Survival is a human instinct, but varies according to environment and culture. Some can survive with utmost honesty, some with deception, and still others do with violence. The Filipinos use ingenuity and resourcefulness in order to survive, sometimes even with much tolerance of a wrongdoing – a manifestation of a non-violent character. This tolerance does not mean, however, that the Filipinos are of a cowardly race. By survival, this writer, mean endurance and persistence.

Filipinos have shown that despite the onslaught of disasters, they have recovered, with grace, yet. And, recovery is made with resourcefulness. Though typhoons and floods may have flattened villages and towns, the affected literally pick up pieces of their lives– actually, useful debris that could be pieced together even for a scant roof over their head.

Tin cans become pots for rice to be cooked and water to be boiled for doled out coffee or instant noodles.

In big cities such as Manila, what some perceive as vagabonds are actually Filipinos who survive on the jingling coins in their pockets and junks that can be salvaged from dumps, and sold in recycling centers for their daily subsistence. Those who sell candies and cigarettes in traffic-clogged streets do their best to set aside substantial amount for a pedaled trike (traysikad) that would become a regular source of a bigger income. Some patiently gather vegetable trimmings discarded by vegetable wholesalers, to be cleaned and sold by pile on sidewalks.

The non-violent character of the Filipinos made them tolerate even the blatant ineptness of the government, and instead of raising hands that grip guns, they make do with rallies where effigy- burning, shouts, speeches and songs become their “most violent” expressions. Not even the much ballyhooed “People Power Revolution” that caused the toppling of the Marcos dictatorship saw violent actions from the waves of protesters. Compatriots in military and police uniforms reciprocated by accepting flowers and foods offered to them.
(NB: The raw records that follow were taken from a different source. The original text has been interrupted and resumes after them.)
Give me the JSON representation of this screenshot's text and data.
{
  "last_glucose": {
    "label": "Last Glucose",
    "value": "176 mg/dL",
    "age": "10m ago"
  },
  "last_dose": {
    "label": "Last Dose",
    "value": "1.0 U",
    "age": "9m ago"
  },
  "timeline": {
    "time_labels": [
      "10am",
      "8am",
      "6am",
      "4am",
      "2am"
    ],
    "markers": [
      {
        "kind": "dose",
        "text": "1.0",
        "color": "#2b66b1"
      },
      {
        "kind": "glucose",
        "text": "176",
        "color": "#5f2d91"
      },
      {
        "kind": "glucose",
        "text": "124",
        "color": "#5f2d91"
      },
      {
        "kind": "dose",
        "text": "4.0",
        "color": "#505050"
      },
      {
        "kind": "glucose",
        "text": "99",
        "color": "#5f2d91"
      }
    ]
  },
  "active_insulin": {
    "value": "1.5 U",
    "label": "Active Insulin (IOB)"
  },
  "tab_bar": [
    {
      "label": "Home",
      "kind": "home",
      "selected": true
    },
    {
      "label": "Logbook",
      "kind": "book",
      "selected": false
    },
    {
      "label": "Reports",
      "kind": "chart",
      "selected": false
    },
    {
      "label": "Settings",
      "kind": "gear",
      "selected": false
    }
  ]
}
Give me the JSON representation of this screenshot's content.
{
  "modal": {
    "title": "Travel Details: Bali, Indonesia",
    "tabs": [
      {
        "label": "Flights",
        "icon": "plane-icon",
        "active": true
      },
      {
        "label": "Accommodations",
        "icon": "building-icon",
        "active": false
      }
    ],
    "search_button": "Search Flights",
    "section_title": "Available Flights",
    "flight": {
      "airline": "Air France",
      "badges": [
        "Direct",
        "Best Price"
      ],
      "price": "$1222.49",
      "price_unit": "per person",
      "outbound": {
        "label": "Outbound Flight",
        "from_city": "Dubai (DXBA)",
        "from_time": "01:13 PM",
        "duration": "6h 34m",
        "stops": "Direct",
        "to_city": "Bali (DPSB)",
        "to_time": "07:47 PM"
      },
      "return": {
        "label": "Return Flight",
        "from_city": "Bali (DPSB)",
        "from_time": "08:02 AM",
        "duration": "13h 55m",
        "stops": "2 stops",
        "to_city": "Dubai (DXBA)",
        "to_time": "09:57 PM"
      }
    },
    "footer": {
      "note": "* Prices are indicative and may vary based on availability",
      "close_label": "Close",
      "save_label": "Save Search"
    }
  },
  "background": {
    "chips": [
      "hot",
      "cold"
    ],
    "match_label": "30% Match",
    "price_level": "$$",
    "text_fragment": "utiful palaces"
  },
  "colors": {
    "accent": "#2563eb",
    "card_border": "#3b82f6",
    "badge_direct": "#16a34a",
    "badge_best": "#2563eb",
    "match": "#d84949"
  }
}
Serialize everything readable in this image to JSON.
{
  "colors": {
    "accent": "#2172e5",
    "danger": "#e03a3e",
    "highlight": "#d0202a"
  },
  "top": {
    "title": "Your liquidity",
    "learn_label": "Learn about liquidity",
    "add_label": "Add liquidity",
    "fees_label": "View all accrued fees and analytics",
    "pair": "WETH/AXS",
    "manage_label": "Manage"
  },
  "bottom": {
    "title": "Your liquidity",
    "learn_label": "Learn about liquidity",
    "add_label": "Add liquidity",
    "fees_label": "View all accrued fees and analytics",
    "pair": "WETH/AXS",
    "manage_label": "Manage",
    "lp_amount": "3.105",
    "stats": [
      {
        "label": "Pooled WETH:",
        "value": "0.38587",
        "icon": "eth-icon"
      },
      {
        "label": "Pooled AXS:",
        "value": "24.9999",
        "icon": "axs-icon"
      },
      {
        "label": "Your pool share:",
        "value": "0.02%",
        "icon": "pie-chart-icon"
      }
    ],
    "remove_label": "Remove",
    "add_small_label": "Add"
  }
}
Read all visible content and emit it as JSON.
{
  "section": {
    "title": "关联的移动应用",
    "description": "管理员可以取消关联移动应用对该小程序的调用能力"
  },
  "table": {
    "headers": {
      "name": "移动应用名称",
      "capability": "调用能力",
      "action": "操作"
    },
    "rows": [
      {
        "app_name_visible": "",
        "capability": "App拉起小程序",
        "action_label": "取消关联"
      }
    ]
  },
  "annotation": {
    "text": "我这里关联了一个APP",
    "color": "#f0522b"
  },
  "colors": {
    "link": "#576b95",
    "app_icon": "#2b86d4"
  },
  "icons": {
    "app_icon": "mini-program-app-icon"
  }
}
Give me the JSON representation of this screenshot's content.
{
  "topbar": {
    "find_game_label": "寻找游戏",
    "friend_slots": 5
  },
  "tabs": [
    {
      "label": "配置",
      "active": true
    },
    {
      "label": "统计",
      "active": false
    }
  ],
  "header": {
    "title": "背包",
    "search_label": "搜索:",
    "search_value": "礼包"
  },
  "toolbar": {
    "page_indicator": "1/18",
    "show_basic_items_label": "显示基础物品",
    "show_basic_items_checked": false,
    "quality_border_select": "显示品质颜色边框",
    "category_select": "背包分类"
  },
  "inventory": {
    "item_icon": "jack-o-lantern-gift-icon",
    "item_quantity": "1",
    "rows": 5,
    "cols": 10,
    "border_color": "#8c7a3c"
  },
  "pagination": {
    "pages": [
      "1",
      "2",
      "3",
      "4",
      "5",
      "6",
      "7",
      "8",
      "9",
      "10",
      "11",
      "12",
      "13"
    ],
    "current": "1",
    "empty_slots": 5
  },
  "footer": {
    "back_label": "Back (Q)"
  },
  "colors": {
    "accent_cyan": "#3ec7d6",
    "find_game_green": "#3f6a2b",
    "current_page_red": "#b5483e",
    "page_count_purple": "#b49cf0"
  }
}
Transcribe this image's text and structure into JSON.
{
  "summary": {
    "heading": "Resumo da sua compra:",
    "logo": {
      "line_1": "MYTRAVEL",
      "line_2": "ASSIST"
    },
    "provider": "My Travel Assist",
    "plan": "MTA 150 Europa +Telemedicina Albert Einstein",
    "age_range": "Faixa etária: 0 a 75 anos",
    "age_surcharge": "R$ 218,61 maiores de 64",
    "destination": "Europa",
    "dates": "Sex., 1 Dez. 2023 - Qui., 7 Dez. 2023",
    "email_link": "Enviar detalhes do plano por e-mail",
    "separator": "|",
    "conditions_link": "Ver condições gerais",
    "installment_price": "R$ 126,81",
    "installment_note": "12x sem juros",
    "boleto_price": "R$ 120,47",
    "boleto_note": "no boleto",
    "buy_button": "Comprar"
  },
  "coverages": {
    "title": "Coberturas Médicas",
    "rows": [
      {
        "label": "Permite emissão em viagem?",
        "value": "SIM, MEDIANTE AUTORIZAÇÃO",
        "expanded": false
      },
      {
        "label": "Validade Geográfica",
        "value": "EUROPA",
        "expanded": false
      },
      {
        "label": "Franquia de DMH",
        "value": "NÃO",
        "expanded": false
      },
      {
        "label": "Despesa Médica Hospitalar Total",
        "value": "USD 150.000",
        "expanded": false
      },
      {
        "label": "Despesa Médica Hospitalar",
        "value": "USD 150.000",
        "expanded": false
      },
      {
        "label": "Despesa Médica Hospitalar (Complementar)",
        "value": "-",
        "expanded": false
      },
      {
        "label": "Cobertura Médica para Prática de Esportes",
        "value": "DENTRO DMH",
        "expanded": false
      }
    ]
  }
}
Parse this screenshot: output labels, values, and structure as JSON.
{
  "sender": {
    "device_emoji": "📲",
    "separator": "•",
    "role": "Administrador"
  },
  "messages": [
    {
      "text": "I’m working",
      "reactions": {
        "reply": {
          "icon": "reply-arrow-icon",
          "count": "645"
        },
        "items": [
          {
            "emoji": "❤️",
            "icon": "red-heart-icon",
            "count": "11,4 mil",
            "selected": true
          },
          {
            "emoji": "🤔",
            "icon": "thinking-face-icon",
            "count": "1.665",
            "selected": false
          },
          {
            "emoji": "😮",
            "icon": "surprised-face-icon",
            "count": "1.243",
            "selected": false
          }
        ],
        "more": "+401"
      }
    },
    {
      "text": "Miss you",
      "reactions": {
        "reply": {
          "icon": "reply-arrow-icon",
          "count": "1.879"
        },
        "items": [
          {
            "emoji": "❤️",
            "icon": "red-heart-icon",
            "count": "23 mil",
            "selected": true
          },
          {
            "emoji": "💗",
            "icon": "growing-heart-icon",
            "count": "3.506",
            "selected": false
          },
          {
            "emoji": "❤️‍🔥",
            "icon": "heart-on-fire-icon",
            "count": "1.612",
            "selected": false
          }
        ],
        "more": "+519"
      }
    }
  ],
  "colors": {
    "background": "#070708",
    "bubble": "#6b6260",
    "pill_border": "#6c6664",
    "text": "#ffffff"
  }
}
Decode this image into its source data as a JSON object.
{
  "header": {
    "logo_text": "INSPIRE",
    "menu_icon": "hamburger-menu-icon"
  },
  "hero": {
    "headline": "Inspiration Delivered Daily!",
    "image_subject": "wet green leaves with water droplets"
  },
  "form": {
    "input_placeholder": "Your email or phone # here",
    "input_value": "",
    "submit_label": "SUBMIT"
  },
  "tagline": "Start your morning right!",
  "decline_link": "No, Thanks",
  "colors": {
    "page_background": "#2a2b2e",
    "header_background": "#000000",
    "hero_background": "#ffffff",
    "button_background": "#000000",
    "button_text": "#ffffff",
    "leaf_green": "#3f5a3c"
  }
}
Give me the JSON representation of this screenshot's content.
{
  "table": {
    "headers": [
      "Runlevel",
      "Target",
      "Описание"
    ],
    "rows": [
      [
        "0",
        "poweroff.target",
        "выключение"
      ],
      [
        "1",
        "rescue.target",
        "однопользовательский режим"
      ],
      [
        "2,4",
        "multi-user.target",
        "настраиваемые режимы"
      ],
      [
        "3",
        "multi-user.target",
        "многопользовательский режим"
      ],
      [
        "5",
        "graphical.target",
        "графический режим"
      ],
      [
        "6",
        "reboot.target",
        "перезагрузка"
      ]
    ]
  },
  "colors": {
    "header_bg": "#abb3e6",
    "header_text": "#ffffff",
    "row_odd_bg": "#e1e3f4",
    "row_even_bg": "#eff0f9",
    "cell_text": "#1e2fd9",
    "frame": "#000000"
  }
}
While in the Middle East and Africa there are incidents of suicide bombings, nothing of same sort has ever happened in the country. Long before the spate of kidnapping for ransom in Mindanao rocked the island, particularly Jolo and Basilan, some countries in South America have already been suffering from it. Despite the threats announced by headlines in broadsheets and tabloids about the sure collapse of tourism industry because of the varied turmoil, the Filipinos nonchalantly continue to hope for the better by doing something to arrest the downtrend.

The Philippines is a case of “unity in diversity”. Filipinos who have diversified cultures and religions have managed to maintain a closely-knit society. When the vast Philippine Arena of the Iglesia ni Cristo in Bulacan was inaugurated, the whole country celebrated. During the seasons of Ramadan and Eidl Fitre, Christians are one with Muslim brethren, the former being respectful to the solemnity involved. During Christmas, many Muslim homes also display lanterns and Christmas trees. When the MNLF-Nur Misuari faction devastated Zamboanga City, Christians and Muslims joined hands in condemning his act. In Mindanao, when ragtag bands of rebels would attack a village, Muslims and Christians flee to the same direction for safety.

This unique survival character of the Filipinos is once again put to test in the face of the political and economic unrest that beset the country today. Not a single day is without a tabloid or a broadsheet shouting headlines about corruptions in the government and the weakness of the leadership. The Filipinos turn to the social media to express their ill-feelings. There are pockets of rallies but they are held with utmost restraint. Issues on the volatile economy and impending “chaos” that might result to starvation due to skyrocketing of prices and expected long power interruptions do not deter the steadfast Filipinos who astutely maintain their patience and poise.

The unique survival instinct of the Filipinos may be attributed to their fear of God. Their religiosity is so deeply-rooted in their character that even in the face of any adversity, they are unfazed.